Unfortunately, leaves that already have brown tips won’t recover. If you can figure out what’s causing the brown tips, though, you can prevent new leaves from being affected from here on out.

The main causes of brown tips on Philodendron are:

  • Lack of humidity. These are jungle plants that don’t like overly dry homes.
  • Fertilizer toxicity. Is it possible you’ve overdone it with the fertilizer? Flush with distilled water to remove the excess nutrients.
  • Tap water. If your tap water is low in quality, you may want to switch to bottled or regularly flush with distilled water.
  • Lack of water. If you tend to regularly leave your plant to dry out just a bit too much, brown tips can start appearing.
  • Sunburn. If you just moved your Philodendron to a much sunnier spot, you may not have acclimated it slowly enough.
Close-up of Philodendron houseplant leave with brown and yellowing edges.

Philodendron not growing

Problem: No new growth
Causes: New plant, winter dormancy, lack of light

If you excitedly bought a Philodendron, it can be pretty disappointing if your plant just kind of… sits there. Why aren’t there any new leaves?! Or why are new leaves coming out small, or spaced very far apart, making for an ugly-looking plant?

Luckily, this one is not too difficult to solve. First off, remember that plants need a while to recover from any sort of shock, like from shipping or repotting. Newly propagated cuttings may be hard at work on their roots rather than their leaves. Additionally, our houseplants tend to go inactive during the winter months.

If your plant hasn’t been through any shocks lately and it’s not the dead of winter, check your light levels. Houseplants need more light than people tend to think! If your Philodendron is not directly on a windowsill, you may want to download a light meter app and check if it’s getting at least around 400 foot-candles.
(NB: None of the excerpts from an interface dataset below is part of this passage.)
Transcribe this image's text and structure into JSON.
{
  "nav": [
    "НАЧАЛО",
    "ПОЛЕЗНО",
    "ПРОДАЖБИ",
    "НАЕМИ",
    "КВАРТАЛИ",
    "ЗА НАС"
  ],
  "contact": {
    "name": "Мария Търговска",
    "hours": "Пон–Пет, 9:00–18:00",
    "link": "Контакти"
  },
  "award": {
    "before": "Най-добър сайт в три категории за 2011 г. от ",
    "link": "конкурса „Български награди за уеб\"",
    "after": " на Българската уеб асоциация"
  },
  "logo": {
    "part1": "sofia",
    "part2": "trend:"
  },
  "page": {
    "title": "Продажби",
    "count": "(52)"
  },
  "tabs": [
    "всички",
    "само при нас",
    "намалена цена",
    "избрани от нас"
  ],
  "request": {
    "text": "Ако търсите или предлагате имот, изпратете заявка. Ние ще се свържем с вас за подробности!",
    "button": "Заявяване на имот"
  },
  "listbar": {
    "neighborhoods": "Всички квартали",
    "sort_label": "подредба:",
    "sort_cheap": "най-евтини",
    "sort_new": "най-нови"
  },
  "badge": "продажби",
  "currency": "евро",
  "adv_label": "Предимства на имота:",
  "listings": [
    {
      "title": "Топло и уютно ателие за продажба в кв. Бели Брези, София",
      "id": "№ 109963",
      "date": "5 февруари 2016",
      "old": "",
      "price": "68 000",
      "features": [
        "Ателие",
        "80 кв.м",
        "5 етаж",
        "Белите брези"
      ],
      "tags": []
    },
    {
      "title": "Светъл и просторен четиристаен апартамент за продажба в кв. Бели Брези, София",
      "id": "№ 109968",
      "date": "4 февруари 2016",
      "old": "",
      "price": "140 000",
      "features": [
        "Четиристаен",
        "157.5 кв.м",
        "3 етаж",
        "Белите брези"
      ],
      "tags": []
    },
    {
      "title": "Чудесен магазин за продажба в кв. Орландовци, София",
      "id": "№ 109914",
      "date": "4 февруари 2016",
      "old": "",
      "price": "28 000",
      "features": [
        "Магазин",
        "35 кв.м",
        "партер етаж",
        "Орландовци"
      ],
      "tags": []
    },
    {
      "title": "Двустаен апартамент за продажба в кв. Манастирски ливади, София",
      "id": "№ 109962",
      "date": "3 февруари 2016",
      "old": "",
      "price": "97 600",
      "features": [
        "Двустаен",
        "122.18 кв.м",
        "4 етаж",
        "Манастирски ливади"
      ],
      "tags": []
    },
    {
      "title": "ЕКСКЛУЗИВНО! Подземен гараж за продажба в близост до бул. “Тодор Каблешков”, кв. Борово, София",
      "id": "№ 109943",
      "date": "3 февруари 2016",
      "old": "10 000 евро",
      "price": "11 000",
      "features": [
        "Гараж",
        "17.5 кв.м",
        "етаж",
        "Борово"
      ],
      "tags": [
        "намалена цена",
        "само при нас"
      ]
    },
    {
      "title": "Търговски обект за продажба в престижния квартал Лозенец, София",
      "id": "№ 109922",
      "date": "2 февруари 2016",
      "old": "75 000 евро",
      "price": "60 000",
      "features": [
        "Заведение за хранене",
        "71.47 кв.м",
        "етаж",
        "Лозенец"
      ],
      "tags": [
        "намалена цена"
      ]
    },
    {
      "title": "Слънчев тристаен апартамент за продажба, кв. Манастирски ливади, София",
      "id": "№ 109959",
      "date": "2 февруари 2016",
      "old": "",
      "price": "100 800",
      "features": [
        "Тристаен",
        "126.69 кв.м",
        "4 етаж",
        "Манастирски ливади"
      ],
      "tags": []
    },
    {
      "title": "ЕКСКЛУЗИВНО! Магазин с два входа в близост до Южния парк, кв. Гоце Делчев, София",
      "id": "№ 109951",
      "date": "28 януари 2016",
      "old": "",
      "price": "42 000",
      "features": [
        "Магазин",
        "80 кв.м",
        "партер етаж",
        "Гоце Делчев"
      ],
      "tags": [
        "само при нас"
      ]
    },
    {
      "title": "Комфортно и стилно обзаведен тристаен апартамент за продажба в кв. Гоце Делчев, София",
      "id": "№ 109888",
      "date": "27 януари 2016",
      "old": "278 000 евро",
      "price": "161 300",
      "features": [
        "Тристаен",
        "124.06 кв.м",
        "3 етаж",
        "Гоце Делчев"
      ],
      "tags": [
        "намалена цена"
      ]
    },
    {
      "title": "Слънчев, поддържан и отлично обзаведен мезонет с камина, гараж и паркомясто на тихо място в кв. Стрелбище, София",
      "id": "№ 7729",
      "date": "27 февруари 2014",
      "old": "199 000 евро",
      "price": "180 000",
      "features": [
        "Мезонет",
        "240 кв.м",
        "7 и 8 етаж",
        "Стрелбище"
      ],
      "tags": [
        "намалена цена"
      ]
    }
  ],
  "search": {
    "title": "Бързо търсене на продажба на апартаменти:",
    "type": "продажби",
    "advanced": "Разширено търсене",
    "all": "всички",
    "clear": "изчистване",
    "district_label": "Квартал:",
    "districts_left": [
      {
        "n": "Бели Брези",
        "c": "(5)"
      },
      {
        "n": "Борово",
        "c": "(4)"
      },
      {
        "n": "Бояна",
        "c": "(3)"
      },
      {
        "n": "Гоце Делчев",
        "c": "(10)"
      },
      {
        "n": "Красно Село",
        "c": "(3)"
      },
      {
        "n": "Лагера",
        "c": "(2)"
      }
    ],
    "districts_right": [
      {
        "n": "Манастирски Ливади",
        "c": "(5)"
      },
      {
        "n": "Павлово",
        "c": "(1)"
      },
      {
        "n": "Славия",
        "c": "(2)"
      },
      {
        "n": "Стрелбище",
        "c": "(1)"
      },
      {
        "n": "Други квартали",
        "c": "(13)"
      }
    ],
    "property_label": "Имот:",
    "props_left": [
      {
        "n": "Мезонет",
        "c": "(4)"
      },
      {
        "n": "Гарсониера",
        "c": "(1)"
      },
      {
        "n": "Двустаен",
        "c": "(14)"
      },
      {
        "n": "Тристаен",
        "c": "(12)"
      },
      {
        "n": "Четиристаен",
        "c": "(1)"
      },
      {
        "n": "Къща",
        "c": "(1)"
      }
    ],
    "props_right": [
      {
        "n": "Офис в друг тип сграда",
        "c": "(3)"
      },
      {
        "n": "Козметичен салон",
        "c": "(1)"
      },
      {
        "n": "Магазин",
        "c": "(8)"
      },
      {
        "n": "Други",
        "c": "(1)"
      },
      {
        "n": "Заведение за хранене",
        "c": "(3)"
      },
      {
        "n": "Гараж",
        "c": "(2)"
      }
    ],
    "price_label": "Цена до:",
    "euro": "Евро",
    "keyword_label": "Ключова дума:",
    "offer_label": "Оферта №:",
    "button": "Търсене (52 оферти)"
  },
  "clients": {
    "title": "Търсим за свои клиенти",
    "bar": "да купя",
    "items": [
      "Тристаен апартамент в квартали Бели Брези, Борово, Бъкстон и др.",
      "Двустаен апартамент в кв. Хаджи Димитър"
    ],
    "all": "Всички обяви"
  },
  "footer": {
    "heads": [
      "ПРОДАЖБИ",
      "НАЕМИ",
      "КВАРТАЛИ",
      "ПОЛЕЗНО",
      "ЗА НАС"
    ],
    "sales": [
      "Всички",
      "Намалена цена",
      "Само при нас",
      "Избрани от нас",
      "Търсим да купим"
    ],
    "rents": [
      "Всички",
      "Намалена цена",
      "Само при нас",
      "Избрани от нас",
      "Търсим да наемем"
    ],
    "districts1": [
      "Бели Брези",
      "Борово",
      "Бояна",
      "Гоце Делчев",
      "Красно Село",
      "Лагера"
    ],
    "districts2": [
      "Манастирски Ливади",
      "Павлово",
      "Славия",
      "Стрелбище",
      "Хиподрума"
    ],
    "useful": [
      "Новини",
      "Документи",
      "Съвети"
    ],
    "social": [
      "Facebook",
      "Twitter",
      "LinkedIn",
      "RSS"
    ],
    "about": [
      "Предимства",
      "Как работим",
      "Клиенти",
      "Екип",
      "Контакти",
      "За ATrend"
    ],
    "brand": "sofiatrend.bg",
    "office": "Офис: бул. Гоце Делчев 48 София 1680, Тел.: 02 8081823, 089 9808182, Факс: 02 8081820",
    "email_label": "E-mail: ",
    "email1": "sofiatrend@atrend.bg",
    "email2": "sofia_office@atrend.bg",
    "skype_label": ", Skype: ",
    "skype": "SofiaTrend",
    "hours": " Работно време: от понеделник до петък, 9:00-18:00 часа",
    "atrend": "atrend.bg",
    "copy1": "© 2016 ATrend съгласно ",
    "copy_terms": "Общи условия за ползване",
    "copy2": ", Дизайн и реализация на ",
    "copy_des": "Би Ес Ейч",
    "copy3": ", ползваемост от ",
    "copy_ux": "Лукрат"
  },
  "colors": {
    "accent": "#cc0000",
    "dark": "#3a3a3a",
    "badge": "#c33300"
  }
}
Philodendron squamiferum houseplant in the sun.
Yes, houseplant bloggers do it too. My Philodendron squamiferum was upset with me for not providing enough light, resulting in very small leaves growing quite far apart. Now that I’ve moved it, we’re back in business with gorgeous foliage.

Bugs & pests on Philodendron

Problem: Infestation
Causes: Mealybugs, thrips, spider mites & more

What do yellowing, brown spots, drooping, and curling on a Philodendron have in common? One of the main suspects for all of them are pests. Unfortunately, all sorts of unwanted guests can reside on our plants, and some spell very bad news.

Regularly check the underside of your Philodendron’s leaves for bugs like mealybugs, aphids, thrips, spider mites and scale, especially if the plant isn’t looking its best. Fungus gnats can pop up in the soil, especially if it’s kept too wet.

If you do encounter suspicious activity, there are a few different things you can try. Some have success with household solutions like water + neem oil or water + dish soap. There are also various pesticides available, both natural and not, and you can even employ predator bugs against some pests if you have a large plant collection.


Al-Askar, A. A., & Rashad, Y. M. (2010). Efficacy of some plant extracts against Rhizoctonia solani on pea. Journal of Plant Protection Research.

Ali, A. A. M. (2018). Role of hydrogen peroxide in management of root rot and wilt disease of thyme plant. Journal of Phytopathology and Pest Management, 1-13.

Ma, Y. N., Chen, C. J., Li, Q., Wang, W., Xu, F. R., Cheng, Y. X., & Dong, X. (2019). Fungicidal activity of essential oils from Cinnamomum cassia against the Pathogenic Fungi of Panax notoginseng Diseases. Chemistry & biodiversity16(11), e1900416.